The events of September 11, 2001 forever changed our nation and brought an increased demand for security and intelligence professionals. Counterterrorism analysts gather information, conduct investigations, analyze data and present their findings to key government and military officials and intelligence partners, ensuring the safety of our nation.
Counterterrorism analysts primarily work within the Central Intelligence Agency (CIA) and the Federal Bureau of Investigations (FBI). They also serve in other government agencies, such as the Department of Defense (DOD) and National Security Agency (NSA). Some may work for private security firms and government contractors.
To work as a government counterterrorism analyst, you must be a U.S. citizen who has cleared certain government assessments, including a background check and medical, physical and psychological exams. At minimum, a counterterrorism analyst must have a bachelor’s degree. Additionally, a master’s level degree covering matters of international affairs, national security or other related topics can make an applicant more desirable.
CIA Counterterrorism Analyst
Employees of the CIA’s Counterterrorism Center work in conjunction with intelligence specialists of other government agencies to identify, disrupt and thwart potential terrorist activity and plots.
The methods by which CIA counterterrorism analysts collect intel are constantly changing, as are the tactics of those who wish to do us harm. The analysts must understand the motivations, methodology and capabilities of the terrorist organizations, so they can terminate current plans and predict future ploys. Disrupting terrorist networks is an integral aspect of a counterterrorism analyst’s job.
FBI Counterterrorism Analyst
The three branches of the FBI’s Counterterrorism Division are the Integrative Operations Branch, the Operational Support Branch and the Counterterrorism Analysis Branch. Individuals working within the Investigative Operations Branch coordinate and manage terrorism-related investigations. Their Operational Support Branch cohorts work to deny U.S. entry to foreign terrorists, and when necessary, remove and persecute any terrorists who do penetrate our borders. These analysts also provide support to law enforcement officers and consulates.

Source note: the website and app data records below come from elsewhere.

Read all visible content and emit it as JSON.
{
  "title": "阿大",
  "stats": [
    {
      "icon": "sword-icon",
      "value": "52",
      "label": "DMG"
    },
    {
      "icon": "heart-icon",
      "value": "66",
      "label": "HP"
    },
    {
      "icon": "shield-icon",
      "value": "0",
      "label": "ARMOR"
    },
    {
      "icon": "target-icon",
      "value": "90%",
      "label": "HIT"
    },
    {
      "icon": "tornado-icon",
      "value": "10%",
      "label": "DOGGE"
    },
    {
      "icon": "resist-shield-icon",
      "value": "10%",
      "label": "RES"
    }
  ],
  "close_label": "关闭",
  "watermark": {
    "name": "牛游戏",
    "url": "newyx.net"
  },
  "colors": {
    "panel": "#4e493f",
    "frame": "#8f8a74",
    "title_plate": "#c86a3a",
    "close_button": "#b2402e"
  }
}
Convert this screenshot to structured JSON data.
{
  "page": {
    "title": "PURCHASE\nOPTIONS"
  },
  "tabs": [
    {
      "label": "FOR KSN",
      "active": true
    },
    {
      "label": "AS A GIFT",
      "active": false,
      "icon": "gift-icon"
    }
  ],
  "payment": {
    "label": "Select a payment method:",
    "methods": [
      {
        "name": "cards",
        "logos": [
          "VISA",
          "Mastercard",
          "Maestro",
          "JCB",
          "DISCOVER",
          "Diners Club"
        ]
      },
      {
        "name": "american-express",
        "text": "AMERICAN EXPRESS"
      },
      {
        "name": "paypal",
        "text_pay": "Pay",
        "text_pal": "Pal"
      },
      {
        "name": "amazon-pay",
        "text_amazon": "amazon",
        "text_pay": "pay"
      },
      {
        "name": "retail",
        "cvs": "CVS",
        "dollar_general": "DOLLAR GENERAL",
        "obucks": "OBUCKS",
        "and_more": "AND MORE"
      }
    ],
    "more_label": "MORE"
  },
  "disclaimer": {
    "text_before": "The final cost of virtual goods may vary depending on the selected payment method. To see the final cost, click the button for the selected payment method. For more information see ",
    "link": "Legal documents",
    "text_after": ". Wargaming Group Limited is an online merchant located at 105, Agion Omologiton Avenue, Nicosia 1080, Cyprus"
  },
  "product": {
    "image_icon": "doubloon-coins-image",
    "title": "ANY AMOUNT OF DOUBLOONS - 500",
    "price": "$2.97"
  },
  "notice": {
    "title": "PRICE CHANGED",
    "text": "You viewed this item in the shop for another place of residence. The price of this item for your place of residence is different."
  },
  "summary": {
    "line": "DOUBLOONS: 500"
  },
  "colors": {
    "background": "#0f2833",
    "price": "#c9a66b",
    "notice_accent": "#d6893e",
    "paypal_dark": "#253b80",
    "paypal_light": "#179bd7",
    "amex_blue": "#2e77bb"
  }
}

The Counterterrorism Analysis Branch is divided into two sections: Counterterrorism Analysis and Communications Exploitation. Analysis Section analysts work in one of five internal divisions: Terrorist Group Composition, Activities, Tradecraft, Ideology and Linkages. The skilled linguists and decoders of the Communications Exploitation Section process and retrieve relevant data.
Working together, members of the FBI’s Counterterrorism Division intercept terrorist communications, identify intelligence gaps, locate terrorist cells, find the sources of terrorist funding and identify assets working within terrorist groups. To learn of potential attacks, information must be gathered from both assets and perpetrators. The information collected is shared through the Department of Homeland Security and the Joint Terrorism Task Forces.

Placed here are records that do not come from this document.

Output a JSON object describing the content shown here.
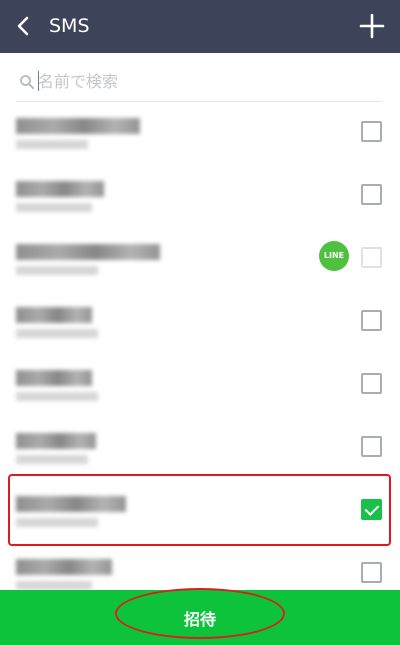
{
  "header": {
    "title": "SMS",
    "back_icon": "chevron-left-icon",
    "add_icon": "plus-icon",
    "background": "#3d4459"
  },
  "search": {
    "placeholder": "名前で検索",
    "value": "",
    "icon": "search-icon"
  },
  "contacts": [
    {
      "name": "",
      "detail": "",
      "checked": false,
      "disabled": false
    },
    {
      "name": "",
      "detail": "",
      "checked": false,
      "disabled": false
    },
    {
      "name": "",
      "detail": "",
      "checked": false,
      "disabled": true,
      "line_badge": "LINE"
    },
    {
      "name": "",
      "detail": "",
      "checked": false,
      "disabled": false
    },
    {
      "name": "",
      "detail": "",
      "checked": false,
      "disabled": false
    },
    {
      "name": "",
      "detail": "",
      "checked": false,
      "disabled": false
    },
    {
      "name": "",
      "detail": "",
      "checked": true,
      "disabled": false
    },
    {
      "name": "",
      "detail": "",
      "checked": false,
      "disabled": false
    }
  ],
  "invite_button": {
    "label": "招待",
    "color": "#0cc33b"
  },
  "annotation_color": "#e0191e"
}
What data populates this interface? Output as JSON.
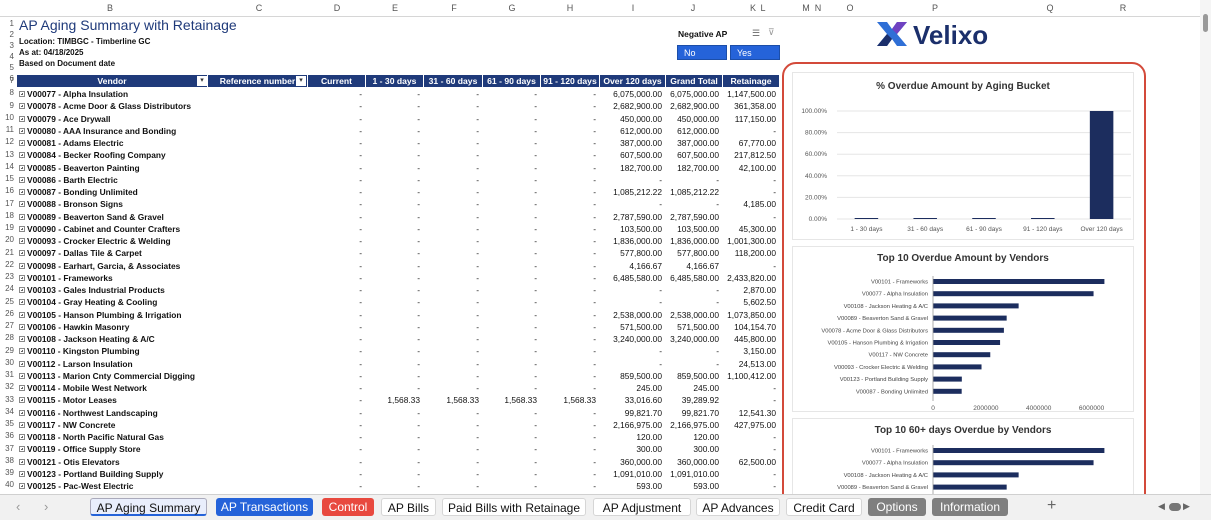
{
  "report": {
    "title": "AP Aging Summary with Retainage",
    "location": "Location: TIMBGC - Timberline GC",
    "as_at": "As at: 04/18/2025",
    "basis": "Based on Document date"
  },
  "slicer": {
    "title": "Negative AP",
    "options": [
      "No",
      "Yes"
    ]
  },
  "brand": {
    "name": "Velixo",
    "colors": {
      "blue": "#2f6fd6",
      "purple": "#6f42c1",
      "navy": "#1b2f6b"
    }
  },
  "columns": {
    "letters": [
      "B",
      "C",
      "D",
      "E",
      "F",
      "G",
      "H",
      "I",
      "J",
      "K",
      "L",
      "M",
      "N",
      "O",
      "P",
      "Q",
      "R"
    ]
  },
  "table": {
    "headers": [
      "Vendor",
      "Reference number",
      "Current",
      "1 - 30 days",
      "31 - 60 days",
      "61 - 90 days",
      "91 - 120 days",
      "Over 120 days",
      "Grand Total",
      "Retainage"
    ],
    "rows": [
      [
        "V00077 - Alpha Insulation",
        "",
        "-",
        "-",
        "-",
        "-",
        "-",
        "6,075,000.00",
        "6,075,000.00",
        "1,147,500.00"
      ],
      [
        "V00078 - Acme Door & Glass Distributors",
        "",
        "-",
        "-",
        "-",
        "-",
        "-",
        "2,682,900.00",
        "2,682,900.00",
        "361,358.00"
      ],
      [
        "V00079 - Ace Drywall",
        "",
        "-",
        "-",
        "-",
        "-",
        "-",
        "450,000.00",
        "450,000.00",
        "117,150.00"
      ],
      [
        "V00080 - AAA Insurance and Bonding",
        "",
        "-",
        "-",
        "-",
        "-",
        "-",
        "612,000.00",
        "612,000.00",
        "-"
      ],
      [
        "V00081 - Adams Electric",
        "",
        "-",
        "-",
        "-",
        "-",
        "-",
        "387,000.00",
        "387,000.00",
        "67,770.00"
      ],
      [
        "V00084 - Becker Roofing Company",
        "",
        "-",
        "-",
        "-",
        "-",
        "-",
        "607,500.00",
        "607,500.00",
        "217,812.50"
      ],
      [
        "V00085 - Beaverton Painting",
        "",
        "-",
        "-",
        "-",
        "-",
        "-",
        "182,700.00",
        "182,700.00",
        "42,100.00"
      ],
      [
        "V00086 - Barth Electric",
        "",
        "-",
        "-",
        "-",
        "-",
        "-",
        "-",
        "-",
        "-"
      ],
      [
        "V00087 - Bonding Unlimited",
        "",
        "-",
        "-",
        "-",
        "-",
        "-",
        "1,085,212.22",
        "1,085,212.22",
        "-"
      ],
      [
        "V00088 - Bronson Signs",
        "",
        "-",
        "-",
        "-",
        "-",
        "-",
        "-",
        "-",
        "4,185.00"
      ],
      [
        "V00089 - Beaverton Sand & Gravel",
        "",
        "-",
        "-",
        "-",
        "-",
        "-",
        "2,787,590.00",
        "2,787,590.00",
        "-"
      ],
      [
        "V00090 - Cabinet and Counter Crafters",
        "",
        "-",
        "-",
        "-",
        "-",
        "-",
        "103,500.00",
        "103,500.00",
        "45,300.00"
      ],
      [
        "V00093 - Crocker Electric & Welding",
        "",
        "-",
        "-",
        "-",
        "-",
        "-",
        "1,836,000.00",
        "1,836,000.00",
        "1,001,300.00"
      ],
      [
        "V00097 - Dallas Tile & Carpet",
        "",
        "-",
        "-",
        "-",
        "-",
        "-",
        "577,800.00",
        "577,800.00",
        "118,200.00"
      ],
      [
        "V00098 - Earhart, Garcia, & Associates",
        "",
        "-",
        "-",
        "-",
        "-",
        "-",
        "4,166.67",
        "4,166.67",
        "-"
      ],
      [
        "V00101 - Frameworks",
        "",
        "-",
        "-",
        "-",
        "-",
        "-",
        "6,485,580.00",
        "6,485,580.00",
        "2,433,820.00"
      ],
      [
        "V00103 - Gales Industrial Products",
        "",
        "-",
        "-",
        "-",
        "-",
        "-",
        "-",
        "-",
        "2,870.00"
      ],
      [
        "V00104 - Gray Heating & Cooling",
        "",
        "-",
        "-",
        "-",
        "-",
        "-",
        "-",
        "-",
        "5,602.50"
      ],
      [
        "V00105 - Hanson Plumbing & Irrigation",
        "",
        "-",
        "-",
        "-",
        "-",
        "-",
        "2,538,000.00",
        "2,538,000.00",
        "1,073,850.00"
      ],
      [
        "V00106 - Hawkin Masonry",
        "",
        "-",
        "-",
        "-",
        "-",
        "-",
        "571,500.00",
        "571,500.00",
        "104,154.70"
      ],
      [
        "V00108 - Jackson Heating & A/C",
        "",
        "-",
        "-",
        "-",
        "-",
        "-",
        "3,240,000.00",
        "3,240,000.00",
        "445,800.00"
      ],
      [
        "V00110 - Kingston Plumbing",
        "",
        "-",
        "-",
        "-",
        "-",
        "-",
        "-",
        "-",
        "3,150.00"
      ],
      [
        "V00112 - Larson Insulation",
        "",
        "-",
        "-",
        "-",
        "-",
        "-",
        "-",
        "-",
        "24,513.00"
      ],
      [
        "V00113 - Marion Cnty Commercial Digging",
        "",
        "-",
        "-",
        "-",
        "-",
        "-",
        "859,500.00",
        "859,500.00",
        "1,100,412.00"
      ],
      [
        "V00114 - Mobile West Network",
        "",
        "-",
        "-",
        "-",
        "-",
        "-",
        "245.00",
        "245.00",
        "-"
      ],
      [
        "V00115 - Motor Leases",
        "",
        "-",
        "1,568.33",
        "1,568.33",
        "1,568.33",
        "1,568.33",
        "33,016.60",
        "39,289.92",
        "-"
      ],
      [
        "V00116 - Northwest Landscaping",
        "",
        "-",
        "-",
        "-",
        "-",
        "-",
        "99,821.70",
        "99,821.70",
        "12,541.30"
      ],
      [
        "V00117 - NW Concrete",
        "",
        "-",
        "-",
        "-",
        "-",
        "-",
        "2,166,975.00",
        "2,166,975.00",
        "427,975.00"
      ],
      [
        "V00118 - North Pacific Natural Gas",
        "",
        "-",
        "-",
        "-",
        "-",
        "-",
        "120.00",
        "120.00",
        "-"
      ],
      [
        "V00119 - Office Supply Store",
        "",
        "-",
        "-",
        "-",
        "-",
        "-",
        "300.00",
        "300.00",
        "-"
      ],
      [
        "V00121 - Otis Elevators",
        "",
        "-",
        "-",
        "-",
        "-",
        "-",
        "360,000.00",
        "360,000.00",
        "62,500.00"
      ],
      [
        "V00123 - Portland Building Supply",
        "",
        "-",
        "-",
        "-",
        "-",
        "-",
        "1,091,010.00",
        "1,091,010.00",
        "-"
      ],
      [
        "V00125 - Pac-West Electric",
        "",
        "-",
        "-",
        "-",
        "-",
        "-",
        "593.00",
        "593.00",
        "-"
      ]
    ]
  },
  "chart_data": [
    {
      "type": "bar",
      "title": "% Overdue Amount by Aging Bucket",
      "categories": [
        "1 - 30 days",
        "31 - 60 days",
        "61 - 90 days",
        "91 - 120 days",
        "Over 120 days"
      ],
      "values": [
        0.0,
        0.0,
        0.0,
        0.0,
        100.0
      ],
      "yticks": [
        "0.00%",
        "20.00%",
        "40.00%",
        "60.00%",
        "80.00%",
        "100.00%"
      ],
      "ylim": [
        0,
        100
      ]
    },
    {
      "type": "bar",
      "orientation": "horizontal",
      "title": "Top 10 Overdue Amount by Vendors",
      "categories": [
        "V00101 - Frameworks",
        "V00077 - Alpha Insulation",
        "V00108 - Jackson Heating & A/C",
        "V00089 - Beaverton Sand & Gravel",
        "V00078 - Acme Door & Glass Distributors",
        "V00105 - Hanson Plumbing & Irrigation",
        "V00117 - NW Concrete",
        "V00093 - Crocker Electric & Welding",
        "V00123 - Portland Building Supply",
        "V00087 - Bonding Unlimited"
      ],
      "values": [
        6485580,
        6075000,
        3240000,
        2787590,
        2682900,
        2538000,
        2166975,
        1836000,
        1091010,
        1085212
      ],
      "xticks": [
        "0",
        "2000000",
        "4000000",
        "6000000"
      ],
      "xlim": [
        0,
        7000000
      ]
    },
    {
      "type": "bar",
      "orientation": "horizontal",
      "title": "Top 10 60+ days Overdue by Vendors",
      "categories": [
        "V00101 - Frameworks",
        "V00077 - Alpha Insulation",
        "V00108 - Jackson Heating & A/C",
        "V00089 - Beaverton Sand & Gravel"
      ],
      "values": [
        6485580,
        6075000,
        3240000,
        2787590
      ],
      "xlim": [
        0,
        7000000
      ]
    }
  ],
  "sheet_tabs": [
    {
      "label": "AP Aging Summary",
      "active": true,
      "color": "#dfe8ff"
    },
    {
      "label": "AP Transactions",
      "color": "#2563d9"
    },
    {
      "label": "Control",
      "color": "#e8493f"
    },
    {
      "label": "AP Bills",
      "color": ""
    },
    {
      "label": "Paid Bills with Retainage",
      "color": ""
    },
    {
      "label": "AP Adjustment",
      "color": ""
    },
    {
      "label": "AP Advances",
      "color": ""
    },
    {
      "label": "Credit Card",
      "color": ""
    },
    {
      "label": "Options",
      "color": "#7f7f7f"
    },
    {
      "label": "Information",
      "color": "#7f7f7f"
    }
  ],
  "add_sheet": "+"
}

The Skillset of a Counterterrorism Analyst
Individuals who combat terrorist plots must possess impressive analytical capabilities. These capabilities allow them to connect the necessary dots when deciphering complex information, which must then be quickly dissected and clearly presented to key government officials. Depending on the analyst’s assignment, foreign language skills may be relevant. Each counterterrorism analyst brings significant intelligence work experience to the job.
In order for appropriate officials to make informed decisions, analysts must carefully present and cogently explain all relevant information. Analysts who gather important information, but are unable to clearly convey their findings, have only done half the job.
Information gathered by these analysts is often used to justify the modification of current laws. Analysts who understands our nation’s policy perspective, legal system and current political climate can present their findings in a more well-rounded manner. Certain educational programs, such as a Masters in Public Administration (MPA), can lay the groundwork for this knowledge.
These security and intelligence specialists work each day to protect our population and ensure our continued safety.